» What this task involves
Without the pictures, repeat all of the data exactly as it appears below.

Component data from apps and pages
══════════

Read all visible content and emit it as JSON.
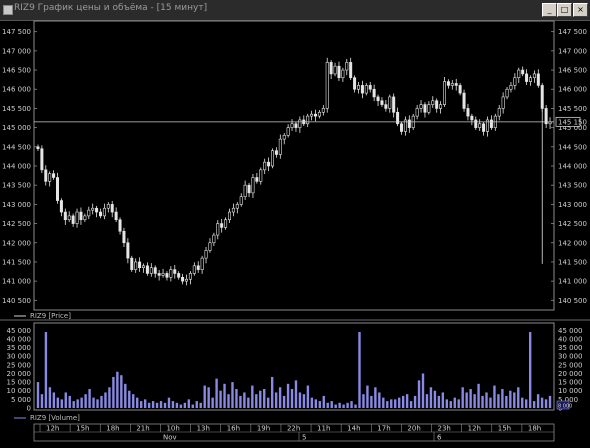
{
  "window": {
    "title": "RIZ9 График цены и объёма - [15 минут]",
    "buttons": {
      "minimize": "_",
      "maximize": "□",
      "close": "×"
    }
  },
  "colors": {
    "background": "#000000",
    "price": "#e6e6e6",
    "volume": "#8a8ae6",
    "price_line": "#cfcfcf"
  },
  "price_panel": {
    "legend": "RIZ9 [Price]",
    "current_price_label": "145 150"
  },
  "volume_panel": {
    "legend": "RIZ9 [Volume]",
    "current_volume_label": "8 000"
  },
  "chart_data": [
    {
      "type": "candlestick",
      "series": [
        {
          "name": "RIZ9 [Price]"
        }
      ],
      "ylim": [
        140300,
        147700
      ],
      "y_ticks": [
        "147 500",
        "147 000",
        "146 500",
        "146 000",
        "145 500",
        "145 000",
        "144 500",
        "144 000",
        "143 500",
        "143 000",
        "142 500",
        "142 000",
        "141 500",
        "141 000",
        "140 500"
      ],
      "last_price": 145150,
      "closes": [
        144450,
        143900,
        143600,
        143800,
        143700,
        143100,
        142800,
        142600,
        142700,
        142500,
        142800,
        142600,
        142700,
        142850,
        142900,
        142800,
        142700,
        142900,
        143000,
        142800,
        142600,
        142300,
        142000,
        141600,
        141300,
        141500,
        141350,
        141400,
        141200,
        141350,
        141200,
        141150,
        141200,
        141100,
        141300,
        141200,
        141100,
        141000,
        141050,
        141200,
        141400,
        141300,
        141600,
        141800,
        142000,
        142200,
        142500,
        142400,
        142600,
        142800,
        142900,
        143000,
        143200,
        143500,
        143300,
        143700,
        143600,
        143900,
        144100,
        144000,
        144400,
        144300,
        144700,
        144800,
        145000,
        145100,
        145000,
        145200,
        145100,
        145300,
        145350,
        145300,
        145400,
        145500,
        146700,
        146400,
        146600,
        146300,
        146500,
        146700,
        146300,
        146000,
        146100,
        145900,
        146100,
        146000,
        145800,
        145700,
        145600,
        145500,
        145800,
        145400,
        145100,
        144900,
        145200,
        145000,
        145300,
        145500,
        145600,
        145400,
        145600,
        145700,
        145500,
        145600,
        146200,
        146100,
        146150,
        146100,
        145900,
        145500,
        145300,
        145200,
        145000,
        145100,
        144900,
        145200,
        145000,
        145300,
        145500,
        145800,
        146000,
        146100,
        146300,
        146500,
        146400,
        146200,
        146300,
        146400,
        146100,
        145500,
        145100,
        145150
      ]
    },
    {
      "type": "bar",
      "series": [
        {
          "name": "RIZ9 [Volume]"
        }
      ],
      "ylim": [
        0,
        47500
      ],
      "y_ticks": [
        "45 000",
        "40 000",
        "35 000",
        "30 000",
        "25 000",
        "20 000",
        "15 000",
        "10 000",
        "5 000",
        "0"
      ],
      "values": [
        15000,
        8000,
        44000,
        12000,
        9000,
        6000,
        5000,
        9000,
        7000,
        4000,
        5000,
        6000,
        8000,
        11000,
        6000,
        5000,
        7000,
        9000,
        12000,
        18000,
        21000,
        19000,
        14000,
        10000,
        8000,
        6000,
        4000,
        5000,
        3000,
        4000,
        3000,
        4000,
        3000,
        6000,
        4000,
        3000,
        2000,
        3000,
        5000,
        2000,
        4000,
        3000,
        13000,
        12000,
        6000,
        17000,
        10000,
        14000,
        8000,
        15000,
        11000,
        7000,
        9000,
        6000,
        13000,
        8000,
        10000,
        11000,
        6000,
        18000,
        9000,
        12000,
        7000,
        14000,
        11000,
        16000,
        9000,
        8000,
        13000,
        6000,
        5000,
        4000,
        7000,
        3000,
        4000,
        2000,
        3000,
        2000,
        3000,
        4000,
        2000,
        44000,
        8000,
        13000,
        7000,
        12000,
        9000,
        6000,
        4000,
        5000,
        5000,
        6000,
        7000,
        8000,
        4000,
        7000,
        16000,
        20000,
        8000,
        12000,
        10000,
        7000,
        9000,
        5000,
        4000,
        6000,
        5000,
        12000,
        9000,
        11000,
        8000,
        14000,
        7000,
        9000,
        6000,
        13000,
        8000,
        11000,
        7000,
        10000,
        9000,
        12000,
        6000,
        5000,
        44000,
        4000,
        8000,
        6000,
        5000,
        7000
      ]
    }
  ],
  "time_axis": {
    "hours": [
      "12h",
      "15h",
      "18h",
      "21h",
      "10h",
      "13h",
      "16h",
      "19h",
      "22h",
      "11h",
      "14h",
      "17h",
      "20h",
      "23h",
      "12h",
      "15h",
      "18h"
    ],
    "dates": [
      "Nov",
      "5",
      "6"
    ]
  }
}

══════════

» Task solution
Read all visible content and emit it as JSON.
{
  "window": {
    "title": "RIZ9 График цены и объёма - [15 минут]",
    "buttons": {
      "minimize": "_",
      "maximize": "□",
      "close": "×"
    }
  },
  "colors": {
    "background": "#000000",
    "price": "#e6e6e6",
    "volume": "#8a8ae6",
    "price_line": "#cfcfcf"
  },
  "price_panel": {
    "legend": "RIZ9 [Price]",
    "current_price_label": "145 150"
  },
  "volume_panel": {
    "legend": "RIZ9 [Volume]",
    "current_volume_label": "8 000"
  },
  "chart_data": [
    {
      "type": "candlestick",
      "series": [
        {
          "name": "RIZ9 [Price]"
        }
      ],
      "ylim": [
        140300,
        147700
      ],
      "y_ticks": [
        "147 500",
        "147 000",
        "146 500",
        "146 000",
        "145 500",
        "145 000",
        "144 500",
        "144 000",
        "143 500",
        "143 000",
        "142 500",
        "142 000",
        "141 500",
        "141 000",
        "140 500"
      ],
      "last_price": 145150,
      "closes": [
        144450,
        143900,
        143600,
        143800,
        143700,
        143100,
        142800,
        142600,
        142700,
        142500,
        142800,
        142600,
        142700,
        142850,
        142900,
        142800,
        142700,
        142900,
        143000,
        142800,
        142600,
        142300,
        142000,
        141600,
        141300,
        141500,
        141350,
        141400,
        141200,
        141350,
        141200,
        141150,
        141200,
        141100,
        141300,
        141200,
        141100,
        141000,
        141050,
        141200,
        141400,
        141300,
        141600,
        141800,
        142000,
        142200,
        142500,
        142400,
        142600,
        142800,
        142900,
        143000,
        143200,
        143500,
        143300,
        143700,
        143600,
        143900,
        144100,
        144000,
        144400,
        144300,
        144700,
        144800,
        145000,
        145100,
        145000,
        145200,
        145100,
        145300,
        145350,
        145300,
        145400,
        145500,
        146700,
        146400,
        146600,
        146300,
        146500,
        146700,
        146300,
        146000,
        146100,
        145900,
        146100,
        146000,
        145800,
        145700,
        145600,
        145500,
        145800,
        145400,
        145100,
        144900,
        145200,
        145000,
        145300,
        145500,
        145600,
        145400,
        145600,
        145700,
        145500,
        145600,
        146200,
        146100,
        146150,
        146100,
        145900,
        145500,
        145300,
        145200,
        145000,
        145100,
        144900,
        145200,
        145000,
        145300,
        145500,
        145800,
        146000,
        146100,
        146300,
        146500,
        146400,
        146200,
        146300,
        146400,
        146100,
        145500,
        145100,
        145150
      ]
    },
    {
      "type": "bar",
      "series": [
        {
          "name": "RIZ9 [Volume]"
        }
      ],
      "ylim": [
        0,
        47500
      ],
      "y_ticks": [
        "45 000",
        "40 000",
        "35 000",
        "30 000",
        "25 000",
        "20 000",
        "15 000",
        "10 000",
        "5 000",
        "0"
      ],
      "values": [
        15000,
        8000,
        44000,
        12000,
        9000,
        6000,
        5000,
        9000,
        7000,
        4000,
        5000,
        6000,
        8000,
        11000,
        6000,
        5000,
        7000,
        9000,
        12000,
        18000,
        21000,
        19000,
        14000,
        10000,
        8000,
        6000,
        4000,
        5000,
        3000,
        4000,
        3000,
        4000,
        3000,
        6000,
        4000,
        3000,
        2000,
        3000,
        5000,
        2000,
        4000,
        3000,
        13000,
        12000,
        6000,
        17000,
        10000,
        14000,
        8000,
        15000,
        11000,
        7000,
        9000,
        6000,
        13000,
        8000,
        10000,
        11000,
        6000,
        18000,
        9000,
        12000,
        7000,
        14000,
        11000,
        16000,
        9000,
        8000,
        13000,
        6000,
        5000,
        4000,
        7000,
        3000,
        4000,
        2000,
        3000,
        2000,
        3000,
        4000,
        2000,
        44000,
        8000,
        13000,
        7000,
        12000,
        9000,
        6000,
        4000,
        5000,
        5000,
        6000,
        7000,
        8000,
        4000,
        7000,
        16000,
        20000,
        8000,
        12000,
        10000,
        7000,
        9000,
        5000,
        4000,
        6000,
        5000,
        12000,
        9000,
        11000,
        8000,
        14000,
        7000,
        9000,
        6000,
        13000,
        8000,
        11000,
        7000,
        10000,
        9000,
        12000,
        6000,
        5000,
        44000,
        4000,
        8000,
        6000,
        5000,
        7000
      ]
    }
  ],
  "time_axis": {
    "hours": [
      "12h",
      "15h",
      "18h",
      "21h",
      "10h",
      "13h",
      "16h",
      "19h",
      "22h",
      "11h",
      "14h",
      "17h",
      "20h",
      "23h",
      "12h",
      "15h",
      "18h"
    ],
    "dates": [
      "Nov",
      "5",
      "6"
    ]
  }
}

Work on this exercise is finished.